If you’re writing with a female hero in mind, read this post. We write about the six defining characteristics of strong female protagonists.
There seem to be a lot of posts about strong female protagonists on writing blogs, which made me think about how I would define these characters.
There is a tendency to confuse strength with acting like a man. I don’t want to read about women who act like men, or men who act like women.
I think a character’s strength can be measured by his or her ability to get my attention.
I need to empathise with, and care for, that character. He or she needs to show resilience and purpose. This strength of character intrigues me and it allows the protagonist to drive the story to its conclusion with me as a willing participant.
I believe we need to start writing characters as human beings who happen to be male or female. With this is mind, I came up with six defining traits for strong female characters in fiction.

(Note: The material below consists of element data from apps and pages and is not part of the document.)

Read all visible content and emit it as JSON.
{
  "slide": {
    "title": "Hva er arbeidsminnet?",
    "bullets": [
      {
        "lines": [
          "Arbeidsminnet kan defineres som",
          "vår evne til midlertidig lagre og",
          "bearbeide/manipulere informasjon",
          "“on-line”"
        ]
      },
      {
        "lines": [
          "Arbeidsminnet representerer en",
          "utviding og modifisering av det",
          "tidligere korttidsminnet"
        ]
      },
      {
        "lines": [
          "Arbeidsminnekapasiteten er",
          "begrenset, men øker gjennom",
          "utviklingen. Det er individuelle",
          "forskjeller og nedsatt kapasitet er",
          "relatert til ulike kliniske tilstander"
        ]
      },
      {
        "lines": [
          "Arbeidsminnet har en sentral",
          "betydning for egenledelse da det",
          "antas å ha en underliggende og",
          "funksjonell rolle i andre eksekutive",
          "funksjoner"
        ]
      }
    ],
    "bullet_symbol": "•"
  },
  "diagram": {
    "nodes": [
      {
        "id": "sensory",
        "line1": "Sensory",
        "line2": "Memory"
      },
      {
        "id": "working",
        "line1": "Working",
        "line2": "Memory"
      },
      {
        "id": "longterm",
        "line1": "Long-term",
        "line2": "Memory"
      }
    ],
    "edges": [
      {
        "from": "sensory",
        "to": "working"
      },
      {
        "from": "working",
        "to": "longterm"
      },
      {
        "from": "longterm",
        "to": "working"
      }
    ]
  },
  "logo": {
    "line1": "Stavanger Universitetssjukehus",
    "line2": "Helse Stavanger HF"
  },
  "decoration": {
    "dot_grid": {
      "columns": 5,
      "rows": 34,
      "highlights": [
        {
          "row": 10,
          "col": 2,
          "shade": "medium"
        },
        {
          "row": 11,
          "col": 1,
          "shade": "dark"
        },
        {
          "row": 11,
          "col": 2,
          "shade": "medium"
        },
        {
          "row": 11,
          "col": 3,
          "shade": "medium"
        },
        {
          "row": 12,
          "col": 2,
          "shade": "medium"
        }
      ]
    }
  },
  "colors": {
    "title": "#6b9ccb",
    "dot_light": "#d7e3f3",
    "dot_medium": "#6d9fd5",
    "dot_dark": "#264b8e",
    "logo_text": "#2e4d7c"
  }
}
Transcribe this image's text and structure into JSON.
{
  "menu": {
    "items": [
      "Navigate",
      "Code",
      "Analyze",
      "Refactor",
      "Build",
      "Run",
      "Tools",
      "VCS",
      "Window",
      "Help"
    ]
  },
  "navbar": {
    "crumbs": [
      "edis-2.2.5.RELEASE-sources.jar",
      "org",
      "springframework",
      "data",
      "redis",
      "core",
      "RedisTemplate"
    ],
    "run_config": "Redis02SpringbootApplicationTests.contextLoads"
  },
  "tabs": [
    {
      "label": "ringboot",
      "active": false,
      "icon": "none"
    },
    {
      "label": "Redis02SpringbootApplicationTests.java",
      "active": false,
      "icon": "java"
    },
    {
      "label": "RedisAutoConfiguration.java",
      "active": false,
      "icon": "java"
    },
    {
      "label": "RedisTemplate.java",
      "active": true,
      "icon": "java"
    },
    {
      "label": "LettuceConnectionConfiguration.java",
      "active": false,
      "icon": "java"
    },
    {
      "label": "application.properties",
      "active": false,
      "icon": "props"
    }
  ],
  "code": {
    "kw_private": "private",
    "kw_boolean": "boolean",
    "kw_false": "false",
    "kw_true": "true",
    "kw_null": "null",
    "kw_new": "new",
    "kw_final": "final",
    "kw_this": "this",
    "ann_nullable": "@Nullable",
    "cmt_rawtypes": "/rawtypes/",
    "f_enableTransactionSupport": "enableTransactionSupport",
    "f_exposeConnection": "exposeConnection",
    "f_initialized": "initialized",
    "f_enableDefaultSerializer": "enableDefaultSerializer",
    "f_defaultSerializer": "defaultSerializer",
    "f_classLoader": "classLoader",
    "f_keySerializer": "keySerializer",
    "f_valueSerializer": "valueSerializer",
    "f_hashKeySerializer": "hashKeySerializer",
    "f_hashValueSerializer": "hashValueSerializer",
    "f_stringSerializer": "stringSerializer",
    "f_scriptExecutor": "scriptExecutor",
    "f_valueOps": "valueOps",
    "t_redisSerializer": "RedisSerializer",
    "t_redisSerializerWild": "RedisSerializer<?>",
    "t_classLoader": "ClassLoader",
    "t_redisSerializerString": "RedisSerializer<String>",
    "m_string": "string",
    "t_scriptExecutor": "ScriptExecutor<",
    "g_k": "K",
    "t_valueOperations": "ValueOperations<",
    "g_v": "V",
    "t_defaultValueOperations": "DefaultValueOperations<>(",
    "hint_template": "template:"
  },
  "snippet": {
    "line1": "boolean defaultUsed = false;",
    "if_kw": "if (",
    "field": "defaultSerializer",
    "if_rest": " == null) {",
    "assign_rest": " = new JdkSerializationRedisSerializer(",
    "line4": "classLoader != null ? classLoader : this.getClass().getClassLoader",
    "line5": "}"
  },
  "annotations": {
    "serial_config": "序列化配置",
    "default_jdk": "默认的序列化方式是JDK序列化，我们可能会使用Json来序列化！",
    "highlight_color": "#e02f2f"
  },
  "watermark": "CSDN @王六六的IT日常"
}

The Six Defining Characteristics of Strong Female Protagonists
- She has a story goal that defines the narrative arc. She has to get possession of something, or relief from something. There have to be important consequences if she does not achieve her story goal.
- She is flawed. She is not perfect, and her flaws could change the course of the story. She has to make choices, and she has to deal with the consequences of her choices. There is nothing more frustrating than reading a story where the protagonist fails to make choices. Even if this is how we behave in real life, we want our fictional heroes to be a better version of ourselves. We want them to take action. We want to them to go after what they want. Reactive characters are annoying and we perceive them as weak.
- She captures our attention. She has that special ‘something’ that captivates us as readers. A strong character has a personality trait that mesmerises readers. Readers want to believe they could be that character if they were put in that situation. They may even want to be that character. She could be brave, loyal, self-confident, intelligent, focused, charming, or compassionate. She should be able to engage our minds, win our hearts and get us to root for her until the end.
- She changes over the course of the story. She discovers her strengths and weaknesses. She surprises herself and she surprises us as she grows and learns. There should not be a sudden epiphany at the end of the story. We are not watching a Disney movie. Her change should be gradual and believable.
- She does not exist as a support for another character. Other characters exist to support her. Her supporting cast is there to help her achieve her story goal and complete the narrative arc of her story. The antagonist is there to thwart her, and to show her how strong or weak she is. Her love interest is there to distract her from her story goal, and to show us her insecurities and vulnerabilities. (Remember that a love interest is not necessarily a romantic interest.) Her friends are there to support her, and to show us who she really is, how strong she can be – even if she can’t see it.
- She has the ability to stand up to the antagonist. She is a strong character who is made stronger by her interaction with the antagonist. She has to have the intelligence, bravery, charisma, and will-power to make the story her own and come out on top at the end of the book.
Examples of Strong Female Protagonists
- Scout Finch from To Kill a Mockingbird
- Katniss Everdeen from The Hunger Games
- Calla Tor from the Nightshade series
- Karou from Daughter of Smoke and Bone
- Hazel Grace from The Fault in our Stars
- Ruth and Idgie from Fried Green Tomatoes at the Whistlestop Cafe
- Scheherazade, the storyteller of One Thousand and One Nights
- Celie from The Color Purple
- Elizabeth Bennet from Pride and Prejudice
- Lisbeth Salander from The Girl with the Dragon Tattoo
- Matilda from Matilda
Film and Television
The Bride from Kill Bill
Ellen Ripley from Alien
Dr Ryan Stone from Gravity
Buffy Summers from Buffy the Vampire Slayer
Temperance Brennan from Bones (from Kathy Reich’s novels)
Daenerys Targaryen from A Game of Thrones (from A Song of Fire and Ice)
Anne of Green Gables
Source for Image: Daenerys Targaryen
© Amanda Patterson
If you enjoyed this post, you will love:
- 15 Questions Authors Should Ask Characters
- Cheat Sheets for Writing Body Language
- 7 Essential Things To Remember About Very Important Characters
If you want to learn how to write a book, sign up for our online course.